BRIEF
The records sit below. Return every line in them that holds the word "verified".

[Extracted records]
____________

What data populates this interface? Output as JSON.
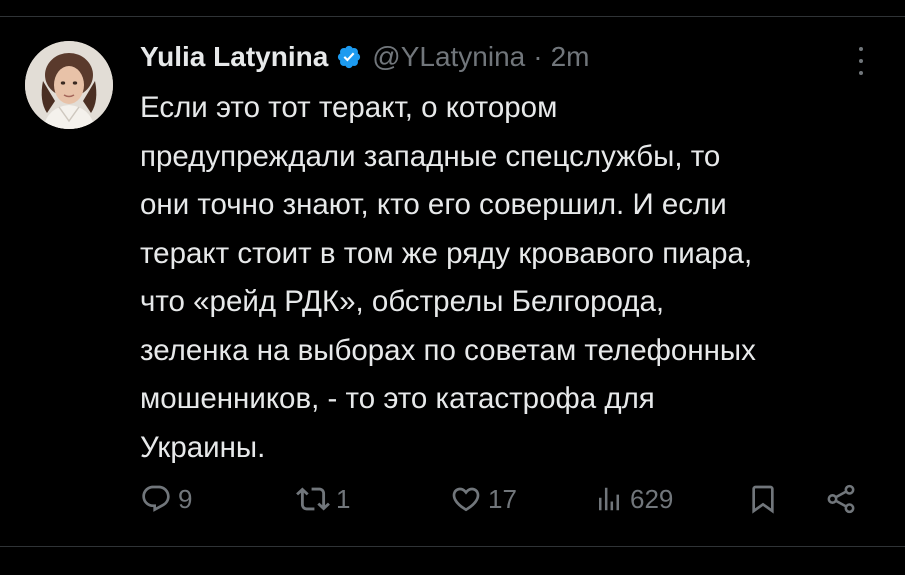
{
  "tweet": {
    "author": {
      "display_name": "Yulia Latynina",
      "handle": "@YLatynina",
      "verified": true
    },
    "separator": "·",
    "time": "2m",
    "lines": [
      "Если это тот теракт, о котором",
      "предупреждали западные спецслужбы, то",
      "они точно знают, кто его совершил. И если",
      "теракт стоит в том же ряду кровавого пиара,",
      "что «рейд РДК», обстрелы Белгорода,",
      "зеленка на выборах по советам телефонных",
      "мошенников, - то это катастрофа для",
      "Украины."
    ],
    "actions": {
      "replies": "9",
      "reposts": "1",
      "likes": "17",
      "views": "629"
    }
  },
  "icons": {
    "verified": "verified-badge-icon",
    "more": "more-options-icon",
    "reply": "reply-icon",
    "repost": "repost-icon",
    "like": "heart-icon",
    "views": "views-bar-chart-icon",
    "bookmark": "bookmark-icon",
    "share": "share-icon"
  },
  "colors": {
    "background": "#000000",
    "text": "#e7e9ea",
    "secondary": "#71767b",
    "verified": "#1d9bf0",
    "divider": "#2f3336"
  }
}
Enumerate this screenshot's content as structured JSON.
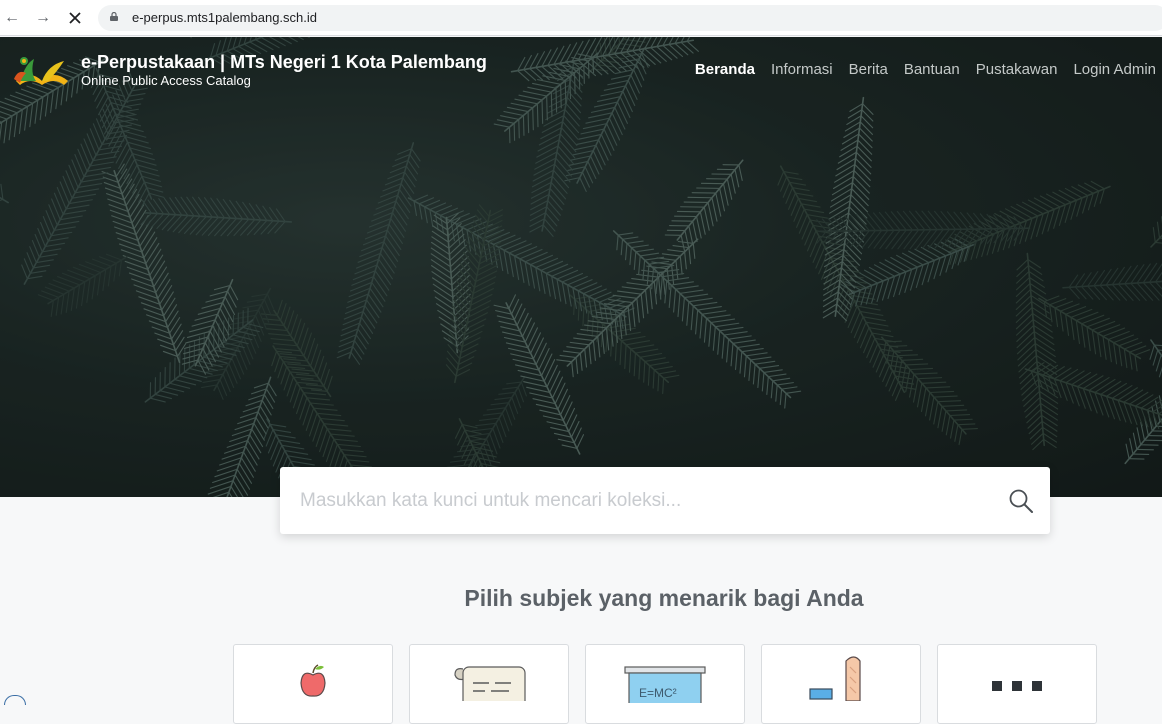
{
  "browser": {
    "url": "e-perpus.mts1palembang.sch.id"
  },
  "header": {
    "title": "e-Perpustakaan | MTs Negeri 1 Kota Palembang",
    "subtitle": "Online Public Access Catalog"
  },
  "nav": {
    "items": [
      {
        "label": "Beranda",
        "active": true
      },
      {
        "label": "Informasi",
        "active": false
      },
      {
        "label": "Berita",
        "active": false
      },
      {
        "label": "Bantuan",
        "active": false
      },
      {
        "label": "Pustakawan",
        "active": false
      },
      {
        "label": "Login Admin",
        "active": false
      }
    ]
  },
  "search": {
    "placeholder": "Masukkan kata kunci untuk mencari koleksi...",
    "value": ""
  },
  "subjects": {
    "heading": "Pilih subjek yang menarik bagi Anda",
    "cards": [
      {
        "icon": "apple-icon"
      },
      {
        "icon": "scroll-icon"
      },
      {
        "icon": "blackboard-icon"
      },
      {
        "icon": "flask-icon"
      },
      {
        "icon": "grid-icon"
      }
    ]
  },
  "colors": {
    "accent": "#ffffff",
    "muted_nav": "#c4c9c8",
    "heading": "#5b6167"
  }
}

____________

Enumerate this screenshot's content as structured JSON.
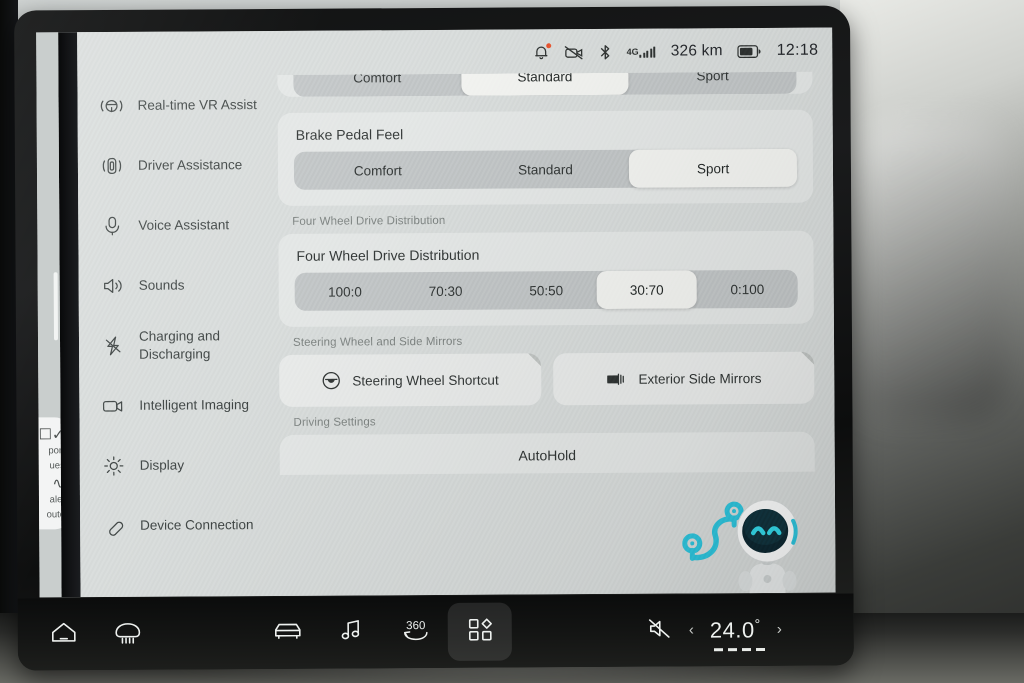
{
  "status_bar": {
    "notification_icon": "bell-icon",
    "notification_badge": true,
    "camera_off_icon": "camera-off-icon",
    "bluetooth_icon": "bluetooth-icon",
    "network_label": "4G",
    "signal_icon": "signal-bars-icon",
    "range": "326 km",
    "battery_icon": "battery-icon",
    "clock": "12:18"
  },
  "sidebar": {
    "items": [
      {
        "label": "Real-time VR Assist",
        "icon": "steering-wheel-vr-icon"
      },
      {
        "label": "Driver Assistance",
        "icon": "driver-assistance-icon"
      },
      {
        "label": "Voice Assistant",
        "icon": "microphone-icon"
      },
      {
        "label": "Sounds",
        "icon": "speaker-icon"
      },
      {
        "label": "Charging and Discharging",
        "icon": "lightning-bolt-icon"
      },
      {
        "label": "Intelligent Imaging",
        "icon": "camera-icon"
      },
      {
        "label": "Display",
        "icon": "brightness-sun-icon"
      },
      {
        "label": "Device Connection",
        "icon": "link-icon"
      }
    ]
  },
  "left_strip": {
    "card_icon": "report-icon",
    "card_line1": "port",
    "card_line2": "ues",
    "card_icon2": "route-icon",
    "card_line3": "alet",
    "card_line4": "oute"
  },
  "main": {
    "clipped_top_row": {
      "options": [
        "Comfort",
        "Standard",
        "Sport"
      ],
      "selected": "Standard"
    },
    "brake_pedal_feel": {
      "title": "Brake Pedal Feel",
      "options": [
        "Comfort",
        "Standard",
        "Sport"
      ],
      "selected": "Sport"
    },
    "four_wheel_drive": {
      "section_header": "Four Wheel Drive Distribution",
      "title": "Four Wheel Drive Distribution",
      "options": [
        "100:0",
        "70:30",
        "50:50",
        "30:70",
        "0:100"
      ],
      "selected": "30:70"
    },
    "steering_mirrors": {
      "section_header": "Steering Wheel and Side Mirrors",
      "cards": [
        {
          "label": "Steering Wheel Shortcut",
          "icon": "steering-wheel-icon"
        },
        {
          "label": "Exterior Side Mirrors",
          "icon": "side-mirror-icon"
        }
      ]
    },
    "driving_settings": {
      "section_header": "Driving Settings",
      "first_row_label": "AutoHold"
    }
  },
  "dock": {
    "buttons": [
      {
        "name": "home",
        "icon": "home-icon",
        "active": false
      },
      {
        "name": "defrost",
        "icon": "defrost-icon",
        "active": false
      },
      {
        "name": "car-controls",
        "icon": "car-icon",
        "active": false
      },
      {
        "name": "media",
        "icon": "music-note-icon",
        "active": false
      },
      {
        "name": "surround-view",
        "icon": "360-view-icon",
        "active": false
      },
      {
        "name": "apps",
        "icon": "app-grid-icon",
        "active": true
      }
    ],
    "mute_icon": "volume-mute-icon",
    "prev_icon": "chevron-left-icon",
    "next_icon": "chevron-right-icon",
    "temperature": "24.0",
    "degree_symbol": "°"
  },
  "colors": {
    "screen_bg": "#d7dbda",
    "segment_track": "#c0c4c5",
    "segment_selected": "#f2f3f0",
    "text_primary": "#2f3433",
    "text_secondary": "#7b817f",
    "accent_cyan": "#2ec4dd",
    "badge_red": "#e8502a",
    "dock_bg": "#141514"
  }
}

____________

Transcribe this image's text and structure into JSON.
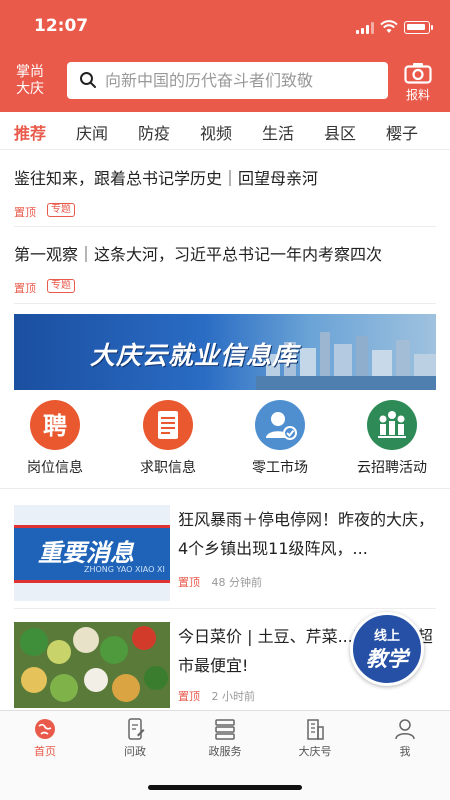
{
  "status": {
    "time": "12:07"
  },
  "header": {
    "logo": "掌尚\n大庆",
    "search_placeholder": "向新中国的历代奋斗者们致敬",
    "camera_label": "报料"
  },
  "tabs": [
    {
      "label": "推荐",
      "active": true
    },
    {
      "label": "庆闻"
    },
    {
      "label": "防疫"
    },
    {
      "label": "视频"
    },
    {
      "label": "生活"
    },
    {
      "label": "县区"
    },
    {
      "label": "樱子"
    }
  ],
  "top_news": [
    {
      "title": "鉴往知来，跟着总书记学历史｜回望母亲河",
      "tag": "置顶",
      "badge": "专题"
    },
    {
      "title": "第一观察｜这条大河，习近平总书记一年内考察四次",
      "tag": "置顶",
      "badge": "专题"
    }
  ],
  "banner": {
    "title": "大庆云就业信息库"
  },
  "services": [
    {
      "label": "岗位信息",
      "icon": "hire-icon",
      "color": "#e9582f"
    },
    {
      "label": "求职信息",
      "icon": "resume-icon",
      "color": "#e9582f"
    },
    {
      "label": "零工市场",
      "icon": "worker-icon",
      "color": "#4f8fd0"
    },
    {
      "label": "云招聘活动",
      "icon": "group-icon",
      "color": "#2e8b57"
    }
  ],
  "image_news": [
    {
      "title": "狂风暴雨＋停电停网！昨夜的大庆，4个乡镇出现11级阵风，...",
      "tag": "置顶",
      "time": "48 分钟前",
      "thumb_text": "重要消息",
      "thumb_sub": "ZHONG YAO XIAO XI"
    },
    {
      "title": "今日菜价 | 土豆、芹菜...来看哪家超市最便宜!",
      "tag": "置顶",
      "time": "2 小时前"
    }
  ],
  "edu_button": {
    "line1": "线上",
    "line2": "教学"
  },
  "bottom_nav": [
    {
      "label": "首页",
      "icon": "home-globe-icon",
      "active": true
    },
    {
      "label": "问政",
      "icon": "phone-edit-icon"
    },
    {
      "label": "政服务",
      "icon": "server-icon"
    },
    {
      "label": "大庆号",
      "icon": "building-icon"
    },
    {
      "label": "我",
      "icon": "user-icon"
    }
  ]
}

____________

OUTPUT BELOW
      "verified": true
    "verified": "verified-badge-icon",
    "verified": "#1d9bf0",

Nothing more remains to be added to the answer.